FOXBOROUGH, Mass. — This much is clear about the Patriots' latest run to the AFC Championship Game: it's come with a lot of introspection and reinvention on offense.
Gone are the days in which New England can just bank on Tom Brady piling up four-touchdown games on a weekly basis or can simply toss the ball in Rob Gronkowski's orbit in crunch time and expect great things to happen.
Brady, while not showing accelerated signs of decline at age 41, did look more human during his 19th NFL season with only one four-touchdown game and 11 interceptions — his most picks since 2013.
Gronk isn't as old as Brady, but he's certainly more beaten up and playing with a body that after multiple injuries and surgeries had him seriously thinking about retirement after last season's Super Bowl loss.
Following a regular season that saw New England lose five games — its most losses since 2009— Bill Belichick recognized the need for this team to lean even more on its collective offensive strength.
The result has been a team that has rediscovered its ability to run the football and wear teams down. New England did it successfully in Sunday's 41-28 divisional-round win over the Los Angeles Chargers . It will be needed again for New England to upend a youth-led Kansas City Chiefs team in the AFC title game.
"You can't get one-dimensional in these types of games," Brady said. "It's too tough against too many good teams. You get to this point and there's very little margin of error and you're going to have to be good in all phases. Running it, throwing it, kicking it, playing defense, everything. We'll have to do it again."
Sony Michel scored three touchdowns and rushed for 129 yards against the Chargers. The three scores were the most ever by a Patriots rookie in a playoff game.

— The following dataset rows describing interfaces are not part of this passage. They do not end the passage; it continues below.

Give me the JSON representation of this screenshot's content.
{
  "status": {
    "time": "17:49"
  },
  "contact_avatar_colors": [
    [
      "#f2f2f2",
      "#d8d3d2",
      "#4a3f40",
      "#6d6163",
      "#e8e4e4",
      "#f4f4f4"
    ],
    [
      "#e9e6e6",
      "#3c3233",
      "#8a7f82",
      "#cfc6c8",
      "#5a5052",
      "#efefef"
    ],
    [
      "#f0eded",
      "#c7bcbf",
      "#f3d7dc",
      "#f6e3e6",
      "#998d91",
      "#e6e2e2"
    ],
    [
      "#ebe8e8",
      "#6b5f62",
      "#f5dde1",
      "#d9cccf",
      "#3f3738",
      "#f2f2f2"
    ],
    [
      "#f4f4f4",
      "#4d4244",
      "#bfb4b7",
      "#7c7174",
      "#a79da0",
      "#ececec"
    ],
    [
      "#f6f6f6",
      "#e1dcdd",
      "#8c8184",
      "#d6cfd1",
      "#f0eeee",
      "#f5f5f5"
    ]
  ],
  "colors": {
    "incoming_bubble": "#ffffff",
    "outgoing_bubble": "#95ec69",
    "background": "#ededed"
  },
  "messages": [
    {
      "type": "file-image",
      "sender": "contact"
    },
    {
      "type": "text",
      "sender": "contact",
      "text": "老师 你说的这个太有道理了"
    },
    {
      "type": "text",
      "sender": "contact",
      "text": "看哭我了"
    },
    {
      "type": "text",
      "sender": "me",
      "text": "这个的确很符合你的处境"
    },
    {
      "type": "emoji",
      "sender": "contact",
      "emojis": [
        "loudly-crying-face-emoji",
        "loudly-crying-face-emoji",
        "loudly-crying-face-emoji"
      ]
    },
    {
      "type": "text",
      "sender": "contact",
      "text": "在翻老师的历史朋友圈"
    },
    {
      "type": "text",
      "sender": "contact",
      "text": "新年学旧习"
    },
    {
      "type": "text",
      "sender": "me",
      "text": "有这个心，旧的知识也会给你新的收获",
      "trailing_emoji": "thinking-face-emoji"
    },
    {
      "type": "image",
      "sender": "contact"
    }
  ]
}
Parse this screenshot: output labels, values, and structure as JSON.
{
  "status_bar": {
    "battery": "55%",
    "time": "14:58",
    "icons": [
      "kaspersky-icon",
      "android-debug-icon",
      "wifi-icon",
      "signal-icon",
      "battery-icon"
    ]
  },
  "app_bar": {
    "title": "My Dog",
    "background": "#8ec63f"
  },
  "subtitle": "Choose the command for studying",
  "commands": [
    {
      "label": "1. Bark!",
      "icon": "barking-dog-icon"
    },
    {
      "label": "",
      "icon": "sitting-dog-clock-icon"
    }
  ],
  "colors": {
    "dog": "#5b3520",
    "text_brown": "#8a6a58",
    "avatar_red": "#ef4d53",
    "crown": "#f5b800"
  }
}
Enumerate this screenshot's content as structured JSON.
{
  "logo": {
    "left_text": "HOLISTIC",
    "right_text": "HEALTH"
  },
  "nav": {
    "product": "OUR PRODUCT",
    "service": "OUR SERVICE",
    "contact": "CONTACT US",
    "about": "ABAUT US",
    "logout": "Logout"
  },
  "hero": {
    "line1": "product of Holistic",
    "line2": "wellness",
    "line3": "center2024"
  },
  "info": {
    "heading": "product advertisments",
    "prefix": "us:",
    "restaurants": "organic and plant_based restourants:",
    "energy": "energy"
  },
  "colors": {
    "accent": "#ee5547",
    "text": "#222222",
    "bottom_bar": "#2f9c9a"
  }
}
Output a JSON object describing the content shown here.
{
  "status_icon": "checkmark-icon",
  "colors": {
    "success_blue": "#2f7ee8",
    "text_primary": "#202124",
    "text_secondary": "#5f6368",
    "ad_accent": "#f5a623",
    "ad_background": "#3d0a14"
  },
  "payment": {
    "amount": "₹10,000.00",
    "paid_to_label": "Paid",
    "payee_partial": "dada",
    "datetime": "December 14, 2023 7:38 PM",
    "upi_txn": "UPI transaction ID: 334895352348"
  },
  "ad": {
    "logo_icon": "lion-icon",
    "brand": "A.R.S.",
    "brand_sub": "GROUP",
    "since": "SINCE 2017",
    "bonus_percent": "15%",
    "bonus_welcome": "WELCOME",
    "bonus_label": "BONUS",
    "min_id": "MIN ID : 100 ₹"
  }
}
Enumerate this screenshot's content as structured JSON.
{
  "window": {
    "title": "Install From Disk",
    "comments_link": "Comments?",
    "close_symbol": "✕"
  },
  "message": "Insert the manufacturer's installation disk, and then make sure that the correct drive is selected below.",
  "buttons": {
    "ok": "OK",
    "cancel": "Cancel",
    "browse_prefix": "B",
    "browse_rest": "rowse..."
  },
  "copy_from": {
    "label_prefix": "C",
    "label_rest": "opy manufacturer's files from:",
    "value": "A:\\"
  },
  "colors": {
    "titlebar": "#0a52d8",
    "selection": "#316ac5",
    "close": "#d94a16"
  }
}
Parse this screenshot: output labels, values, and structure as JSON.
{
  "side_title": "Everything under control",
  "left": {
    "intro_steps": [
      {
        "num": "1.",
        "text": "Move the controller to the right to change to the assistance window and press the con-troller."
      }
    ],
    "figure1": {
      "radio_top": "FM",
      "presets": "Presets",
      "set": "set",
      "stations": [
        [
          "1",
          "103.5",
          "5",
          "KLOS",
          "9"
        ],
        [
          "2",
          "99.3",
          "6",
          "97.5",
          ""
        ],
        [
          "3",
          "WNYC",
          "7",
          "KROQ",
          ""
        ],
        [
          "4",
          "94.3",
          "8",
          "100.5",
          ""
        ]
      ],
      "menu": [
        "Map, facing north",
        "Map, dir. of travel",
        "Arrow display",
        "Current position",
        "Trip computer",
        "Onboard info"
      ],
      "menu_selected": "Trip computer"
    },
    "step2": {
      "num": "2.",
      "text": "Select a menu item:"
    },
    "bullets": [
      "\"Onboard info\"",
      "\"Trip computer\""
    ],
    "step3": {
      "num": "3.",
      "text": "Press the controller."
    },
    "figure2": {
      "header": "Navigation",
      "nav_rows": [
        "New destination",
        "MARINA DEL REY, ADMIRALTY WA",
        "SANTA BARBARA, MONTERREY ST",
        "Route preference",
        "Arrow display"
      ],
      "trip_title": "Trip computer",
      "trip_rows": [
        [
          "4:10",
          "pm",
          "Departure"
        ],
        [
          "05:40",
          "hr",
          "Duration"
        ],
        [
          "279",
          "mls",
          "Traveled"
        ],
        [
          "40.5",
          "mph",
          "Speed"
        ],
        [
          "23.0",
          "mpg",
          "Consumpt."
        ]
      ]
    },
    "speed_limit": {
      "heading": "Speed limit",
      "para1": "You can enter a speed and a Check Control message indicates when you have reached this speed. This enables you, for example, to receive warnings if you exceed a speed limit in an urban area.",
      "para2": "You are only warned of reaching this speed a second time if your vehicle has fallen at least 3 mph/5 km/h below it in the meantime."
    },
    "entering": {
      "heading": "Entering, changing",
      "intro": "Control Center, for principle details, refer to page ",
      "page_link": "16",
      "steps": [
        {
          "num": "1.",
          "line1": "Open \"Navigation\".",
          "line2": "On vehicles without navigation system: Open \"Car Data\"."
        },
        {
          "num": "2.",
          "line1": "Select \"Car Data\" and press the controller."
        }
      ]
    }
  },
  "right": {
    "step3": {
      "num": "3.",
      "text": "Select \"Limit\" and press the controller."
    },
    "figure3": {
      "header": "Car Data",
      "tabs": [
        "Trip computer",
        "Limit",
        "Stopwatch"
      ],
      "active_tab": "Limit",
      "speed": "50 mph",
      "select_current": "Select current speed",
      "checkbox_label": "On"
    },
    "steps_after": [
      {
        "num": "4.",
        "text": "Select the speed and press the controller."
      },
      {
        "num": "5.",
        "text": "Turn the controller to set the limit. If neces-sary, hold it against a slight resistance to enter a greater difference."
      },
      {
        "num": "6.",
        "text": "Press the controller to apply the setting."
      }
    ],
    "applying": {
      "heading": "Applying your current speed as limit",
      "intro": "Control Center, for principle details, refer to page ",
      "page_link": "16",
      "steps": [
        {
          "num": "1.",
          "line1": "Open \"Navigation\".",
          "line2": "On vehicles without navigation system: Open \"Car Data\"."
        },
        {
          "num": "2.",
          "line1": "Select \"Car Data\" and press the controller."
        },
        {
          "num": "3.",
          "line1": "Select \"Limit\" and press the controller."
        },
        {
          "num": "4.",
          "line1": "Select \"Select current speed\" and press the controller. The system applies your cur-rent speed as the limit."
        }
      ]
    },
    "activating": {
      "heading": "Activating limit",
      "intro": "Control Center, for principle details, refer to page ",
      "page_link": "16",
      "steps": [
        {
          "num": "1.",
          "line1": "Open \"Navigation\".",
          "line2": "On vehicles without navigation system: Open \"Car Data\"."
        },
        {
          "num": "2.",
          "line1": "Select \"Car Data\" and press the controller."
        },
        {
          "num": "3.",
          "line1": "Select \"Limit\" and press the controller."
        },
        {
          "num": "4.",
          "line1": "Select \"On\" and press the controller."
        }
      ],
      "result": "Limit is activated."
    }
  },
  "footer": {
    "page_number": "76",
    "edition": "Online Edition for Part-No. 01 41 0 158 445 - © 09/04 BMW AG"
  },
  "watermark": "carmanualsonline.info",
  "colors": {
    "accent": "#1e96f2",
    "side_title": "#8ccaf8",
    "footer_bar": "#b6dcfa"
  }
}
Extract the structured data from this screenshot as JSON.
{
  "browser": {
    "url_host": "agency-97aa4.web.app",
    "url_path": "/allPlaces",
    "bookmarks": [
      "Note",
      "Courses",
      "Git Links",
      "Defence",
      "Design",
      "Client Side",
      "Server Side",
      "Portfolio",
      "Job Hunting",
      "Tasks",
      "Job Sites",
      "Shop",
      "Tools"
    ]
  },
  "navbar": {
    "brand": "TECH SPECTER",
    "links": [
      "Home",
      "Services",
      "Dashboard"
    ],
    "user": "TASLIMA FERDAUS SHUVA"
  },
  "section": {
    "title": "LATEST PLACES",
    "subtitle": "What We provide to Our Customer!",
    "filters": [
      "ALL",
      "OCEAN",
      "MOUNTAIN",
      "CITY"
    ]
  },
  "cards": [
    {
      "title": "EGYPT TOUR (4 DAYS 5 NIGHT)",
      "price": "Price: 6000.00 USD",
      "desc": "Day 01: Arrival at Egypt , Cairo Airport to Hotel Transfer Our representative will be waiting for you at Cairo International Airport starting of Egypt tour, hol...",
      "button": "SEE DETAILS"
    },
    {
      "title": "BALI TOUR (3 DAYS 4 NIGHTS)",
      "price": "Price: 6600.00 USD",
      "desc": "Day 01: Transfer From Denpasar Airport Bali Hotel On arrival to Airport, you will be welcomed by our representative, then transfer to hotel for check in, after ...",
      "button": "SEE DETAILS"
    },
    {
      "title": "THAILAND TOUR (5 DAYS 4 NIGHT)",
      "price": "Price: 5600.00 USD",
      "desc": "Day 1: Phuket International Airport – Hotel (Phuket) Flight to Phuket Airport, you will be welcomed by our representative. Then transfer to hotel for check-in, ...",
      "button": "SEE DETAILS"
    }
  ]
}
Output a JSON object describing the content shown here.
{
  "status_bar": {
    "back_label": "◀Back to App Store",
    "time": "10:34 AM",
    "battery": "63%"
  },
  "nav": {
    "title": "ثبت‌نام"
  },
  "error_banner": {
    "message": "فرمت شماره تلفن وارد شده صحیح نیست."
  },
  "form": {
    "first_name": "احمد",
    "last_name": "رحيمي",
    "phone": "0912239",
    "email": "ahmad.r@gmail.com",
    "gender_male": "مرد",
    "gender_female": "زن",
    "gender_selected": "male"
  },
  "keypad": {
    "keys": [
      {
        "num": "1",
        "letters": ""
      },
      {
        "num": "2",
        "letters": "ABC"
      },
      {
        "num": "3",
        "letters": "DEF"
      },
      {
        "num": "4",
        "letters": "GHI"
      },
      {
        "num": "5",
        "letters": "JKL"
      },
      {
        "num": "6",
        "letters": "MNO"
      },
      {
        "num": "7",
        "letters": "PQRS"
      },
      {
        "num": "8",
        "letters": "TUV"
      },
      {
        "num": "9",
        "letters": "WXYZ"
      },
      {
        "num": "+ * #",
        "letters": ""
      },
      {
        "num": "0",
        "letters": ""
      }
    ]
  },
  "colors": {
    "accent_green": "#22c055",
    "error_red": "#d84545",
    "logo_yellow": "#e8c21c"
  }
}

Michel's backfield mates were equally active. Rex Burkhead added a 6-yard TD run and James White's 15 catches tied Darren Sproles for the most receptions in a single game in NFL playoff history.
They had a season-best four rushing touchdowns. The 155 rushing yards also marked the Patriots' fifth time with 130 or more yards since their bye week. New England has not lost a game this season when rushing for 100 or more yards as a team.
"It's all about trust and patience," Michel said. "We've got faith that coach is going to call the best play possible for us to succeed and guys are going to take pride in executing the play — the offensive line, the receivers, everybody is going to do their job, and it's our job to do our job."
Like the Patriots, Kansas City has a steadying presence setting the tone in veteran coach Andy Reid, but the Chiefs also have a second-year quarterback in Patrick Mahomes who has been mostly unflappable throughout a season in which he's a favorite to win MVP as a first-time, full-time starter.
After trailing big during their Week 6 matchup with the Patriots, Mahomes brought the Chiefs back and tied the game late. It took a field goal by Stephen Gostkowski as time expired for New England to pull out a 43-40 win in Foxborough.
While Brady threw for 340 yards and a touchdown in that game, he hasn't fared well on the road against the Chiefs. He has just a 1-2 record with three touchdown passes and six interceptions in three games at Arrowhead Stadium.
This will be Brady's first playoff game in Kansas City.
White said their task this week is not to overthink how to translate their success on the road.
"Just execute for four quarters, start fast, just play Patriot football," he said. "It doesn't matter what we did during the regular season. This is going to be a battle of what we do on next Sunday. We've just got to put our best foot forward and play Patriot football. That's all we have to do."